Exercise:
Look through the listing below for the string "icon". Show each line where it occurs.

══ Input material

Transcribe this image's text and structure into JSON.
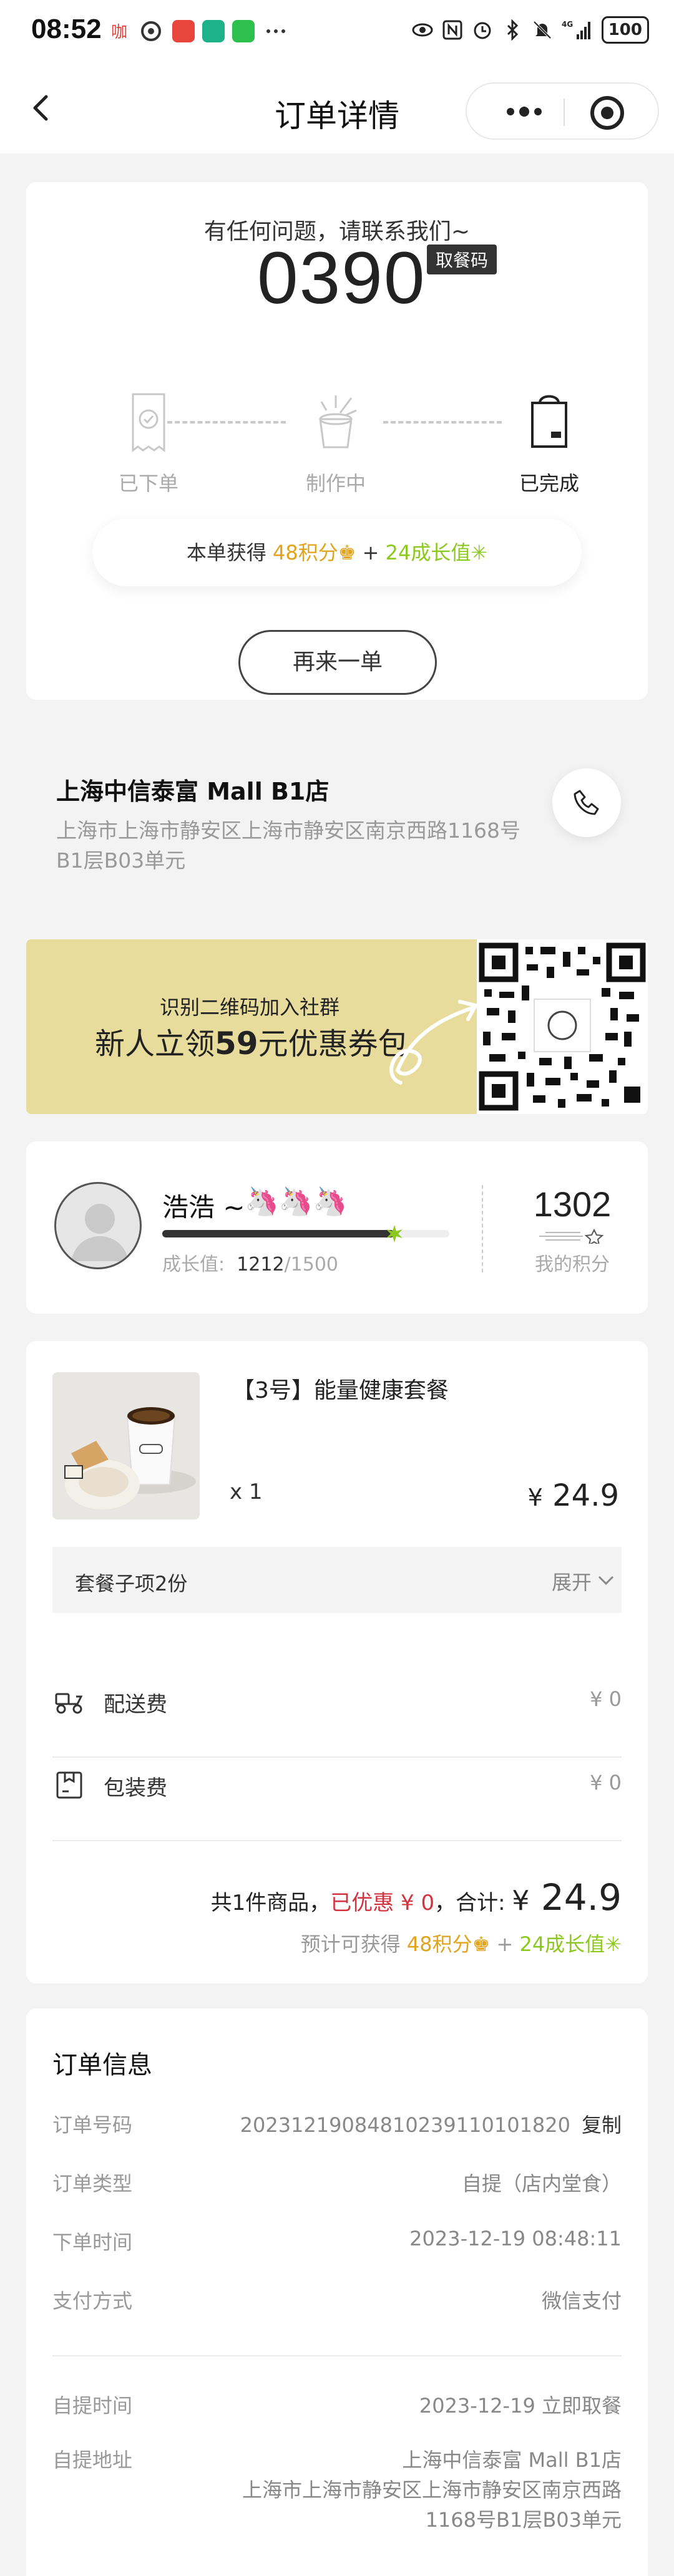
{
  "status_bar": {
    "time": "08:52",
    "signal_label": "4G",
    "battery": "100"
  },
  "nav": {
    "title": "订单详情"
  },
  "pickup": {
    "help_text": "有任何问题，请联系我们~",
    "code": "0390",
    "code_badge": "取餐码",
    "steps": [
      {
        "label": "已下单",
        "state": "inactive"
      },
      {
        "label": "制作中",
        "state": "inactive"
      },
      {
        "label": "已完成",
        "state": "active"
      }
    ],
    "reward_prefix": "本单获得",
    "reward_points": "48积分",
    "reward_plus": "+",
    "reward_growth": "24成长值",
    "reorder_label": "再来一单"
  },
  "store": {
    "name": "上海中信泰富 Mall B1店",
    "address": "上海市上海市静安区上海市静安区南京西路1168号B1层B03单元"
  },
  "banner": {
    "line1": "识别二维码加入社群",
    "line2_prefix": "新人立领",
    "line2_amount": "59",
    "line2_suffix": "元优惠券包"
  },
  "member": {
    "name": "浩浩 ~",
    "badges": "🦄🦄🦄",
    "growth_label": "成长值:",
    "growth_current": "1212",
    "growth_total": "/1500",
    "growth_progress": 0.808,
    "points": "1302",
    "points_label": "我的积分"
  },
  "order_items": {
    "product_name": "【3号】能量健康套餐",
    "quantity": "x 1",
    "price_symbol": "¥",
    "price": "24.9",
    "combo_label": "套餐子项2份",
    "combo_expand": "展开",
    "fees": [
      {
        "label": "配送费",
        "value": "¥ 0",
        "icon": "scooter-icon"
      },
      {
        "label": "包装费",
        "value": "¥ 0",
        "icon": "package-icon"
      }
    ],
    "total_count": "共1件商品，",
    "total_discount": "已优惠 ¥ 0",
    "total_sum_label": "，合计:",
    "total_symbol": "¥",
    "total_amount": "24.9",
    "expect_prefix": "预计可获得",
    "expect_points": "48积分",
    "expect_plus": "+",
    "expect_growth": "24成长值"
  },
  "order_info": {
    "title": "订单信息",
    "rows": [
      {
        "key": "订单号码",
        "value": "20231219084810239110101820",
        "action": "复制"
      },
      {
        "key": "订单类型",
        "value": "自提（店内堂食）"
      },
      {
        "key": "下单时间",
        "value": "2023-12-19 08:48:11"
      },
      {
        "key": "支付方式",
        "value": "微信支付"
      }
    ],
    "pickup_rows": [
      {
        "key": "自提时间",
        "value": "2023-12-19 立即取餐"
      },
      {
        "key": "自提地址",
        "value_line1": "上海中信泰富 Mall B1店",
        "value_line2": "上海市上海市静安区上海市静安区南京西路",
        "value_line3": "1168号B1层B03单元"
      }
    ]
  },
  "colors": {
    "gold": "#e0a41e",
    "green": "#8cc81e",
    "discount_red": "#d2333e",
    "banner_bg": "#e7dc9b"
  }
}
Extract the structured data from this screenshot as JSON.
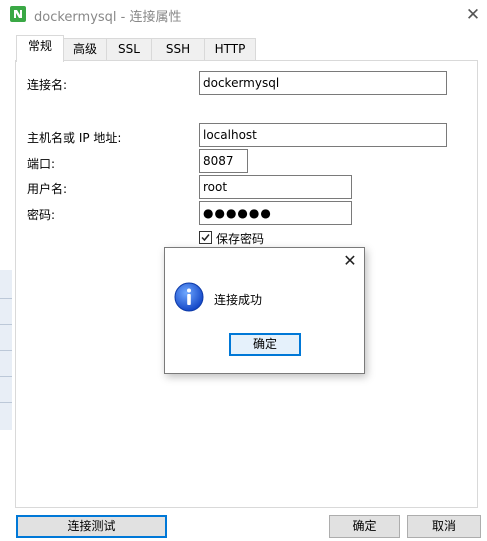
{
  "window": {
    "title": "dockermysql - 连接属性",
    "close_glyph": "✕",
    "app_icon": "navicat-icon",
    "accent": "#0078d7"
  },
  "tabs": [
    {
      "label": "常规",
      "active": true
    },
    {
      "label": "高级",
      "active": false
    },
    {
      "label": "SSL",
      "active": false
    },
    {
      "label": "SSH",
      "active": false
    },
    {
      "label": "HTTP",
      "active": false
    }
  ],
  "form": {
    "conn_name_label": "连接名:",
    "conn_name_value": "dockermysql",
    "host_label": "主机名或 IP 地址:",
    "host_value": "localhost",
    "port_label": "端口:",
    "port_value": "8087",
    "user_label": "用户名:",
    "user_value": "root",
    "password_label": "密码:",
    "password_value": "●●●●●●",
    "save_password_label": "保存密码",
    "save_password_checked": true
  },
  "buttons": {
    "test_connection": "连接测试",
    "ok": "确定",
    "cancel": "取消"
  },
  "message_dialog": {
    "close_glyph": "✕",
    "icon": "info-icon",
    "text": "连接成功",
    "ok": "确定"
  }
}
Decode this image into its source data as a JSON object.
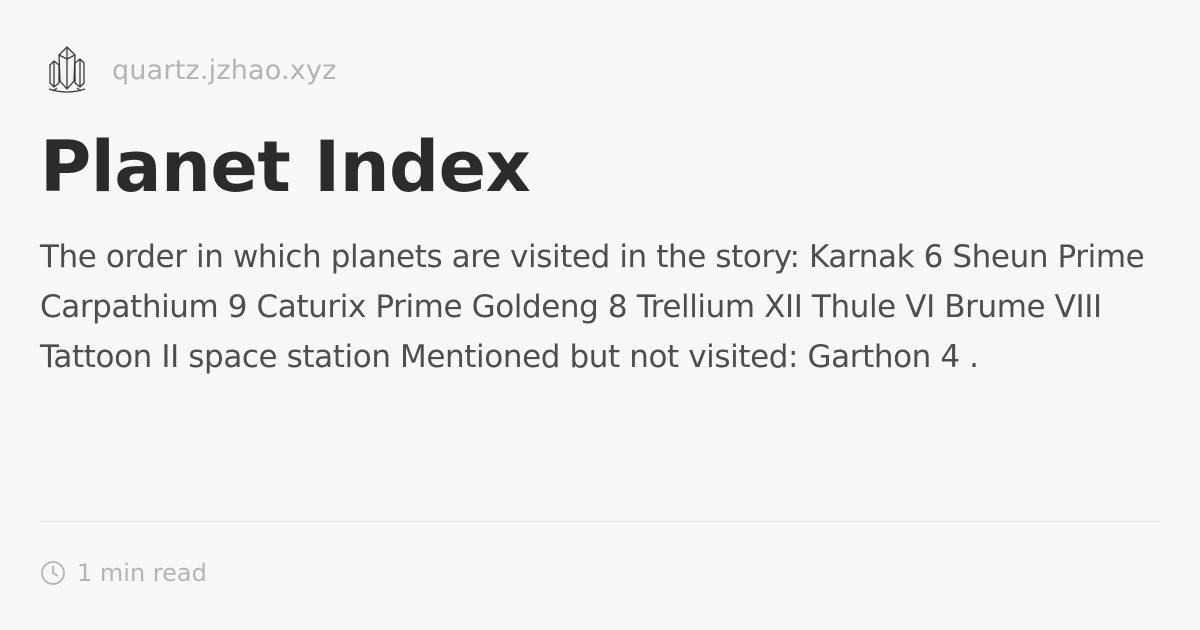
{
  "header": {
    "site_name": "quartz.jzhao.xyz",
    "logo_icon": "crystal-icon"
  },
  "page": {
    "title": "Planet Index",
    "description": "The order in which planets are visited in the story: Karnak 6 Sheun Prime Carpathium 9 Caturix Prime Goldeng 8 Trellium XII Thule VI Brume VIII Tattoon II space station Mentioned but not visited: Garthon 4 ."
  },
  "meta": {
    "reading_time": "1 min read",
    "icon": "clock-icon"
  },
  "colors": {
    "background": "#f9f8f8",
    "title": "#2b2b2b",
    "body_text": "#4e4e4e",
    "muted": "#b4b4b4",
    "divider": "#e5e5e5"
  }
}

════

Result of this exercise:
        "icon": "scooter-icon"
        "icon": "package-icon"
    "app_icon": "navicat-icon",
    "icon": "info-icon",
    "logo_icon": "crystal-icon"
    "icon": "clock-icon"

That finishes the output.